Description of the task :: Please return all records verbatim, no pictures.

Source material ::
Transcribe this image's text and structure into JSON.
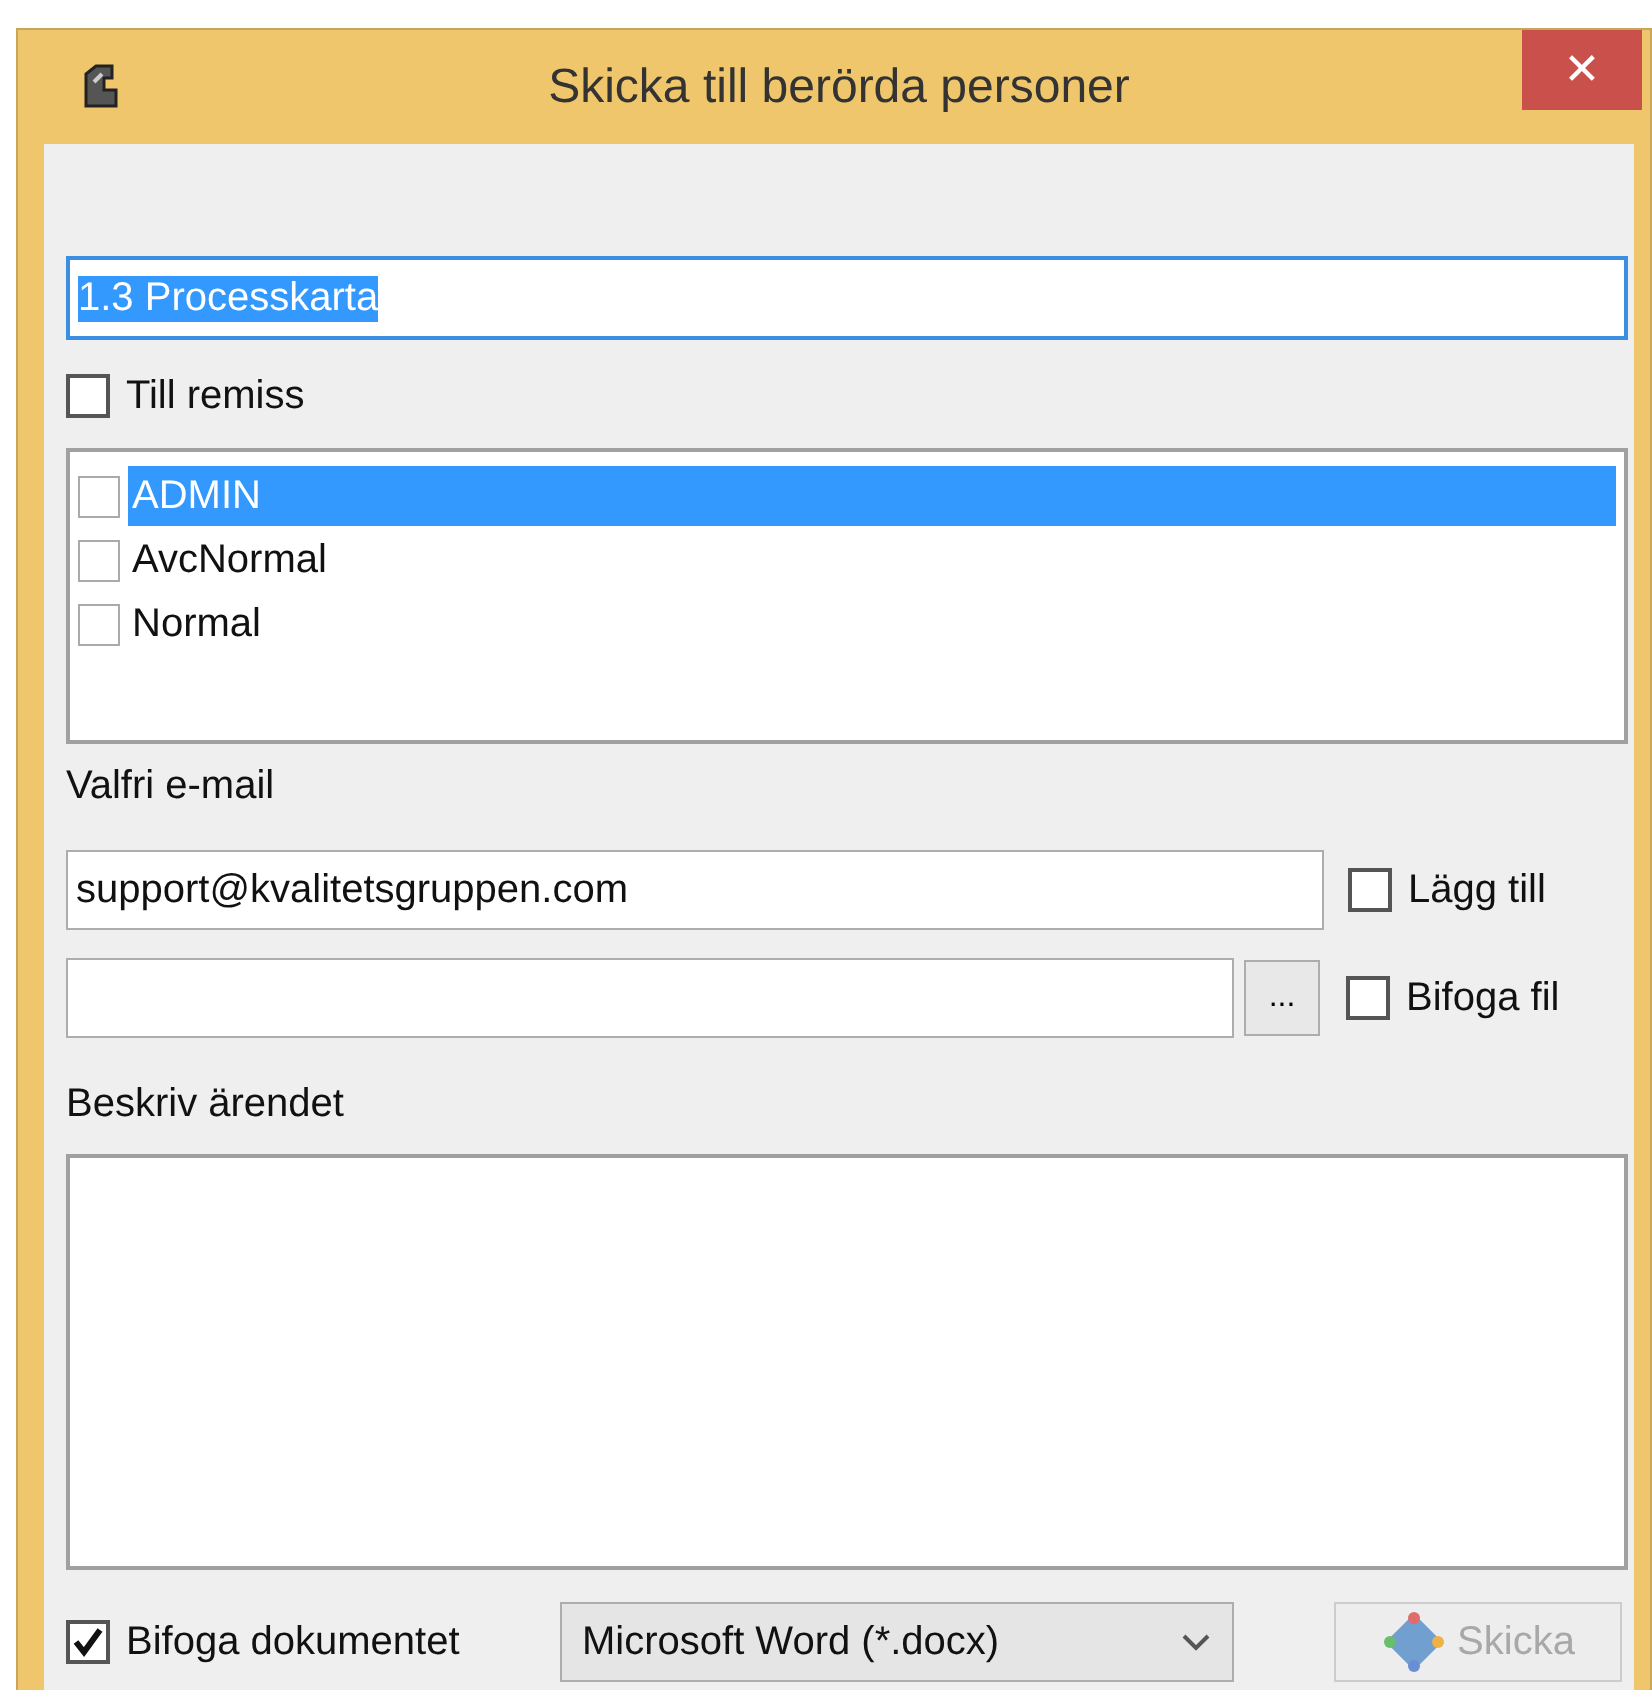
{
  "window": {
    "title": "Skicka till berörda personer",
    "close_label": "✕"
  },
  "subject_field": {
    "value": "1.3 Processkarta",
    "text_selected": true
  },
  "till_remiss": {
    "label": "Till remiss",
    "checked": false
  },
  "recipients": [
    {
      "label": "ADMIN",
      "checked": false,
      "selected": true
    },
    {
      "label": "AvcNormal",
      "checked": false,
      "selected": false
    },
    {
      "label": "Normal",
      "checked": false,
      "selected": false
    }
  ],
  "email_label": "Valfri e-mail",
  "email_field": {
    "value": "support@kvalitetsgruppen.com"
  },
  "lagg_till": {
    "label": "Lägg till",
    "checked": false
  },
  "browse_button": "...",
  "bifoga_fil": {
    "label": "Bifoga fil",
    "checked": false
  },
  "description_label": "Beskriv ärendet",
  "attach_document": {
    "label": "Bifoga dokumentet",
    "checked": true
  },
  "format_dropdown": {
    "value": "Microsoft Word (*.docx)"
  },
  "send_button": {
    "label": "Skicka",
    "disabled": true
  }
}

Output of the exercise ::
Transcribe this image's text and structure into JSON.
{
  "window": {
    "title": "Skicka till berörda personer",
    "close_label": "✕"
  },
  "subject_field": {
    "value": "1.3 Processkarta",
    "text_selected": true
  },
  "till_remiss": {
    "label": "Till remiss",
    "checked": false
  },
  "recipients": [
    {
      "label": "ADMIN",
      "checked": false,
      "selected": true
    },
    {
      "label": "AvcNormal",
      "checked": false,
      "selected": false
    },
    {
      "label": "Normal",
      "checked": false,
      "selected": false
    }
  ],
  "email_label": "Valfri e-mail",
  "email_field": {
    "value": "support@kvalitetsgruppen.com"
  },
  "lagg_till": {
    "label": "Lägg till",
    "checked": false
  },
  "browse_button": "...",
  "bifoga_fil": {
    "label": "Bifoga fil",
    "checked": false
  },
  "description_label": "Beskriv ärendet",
  "attach_document": {
    "label": "Bifoga dokumentet",
    "checked": true
  },
  "format_dropdown": {
    "value": "Microsoft Word (*.docx)"
  },
  "send_button": {
    "label": "Skicka",
    "disabled": true
  }
}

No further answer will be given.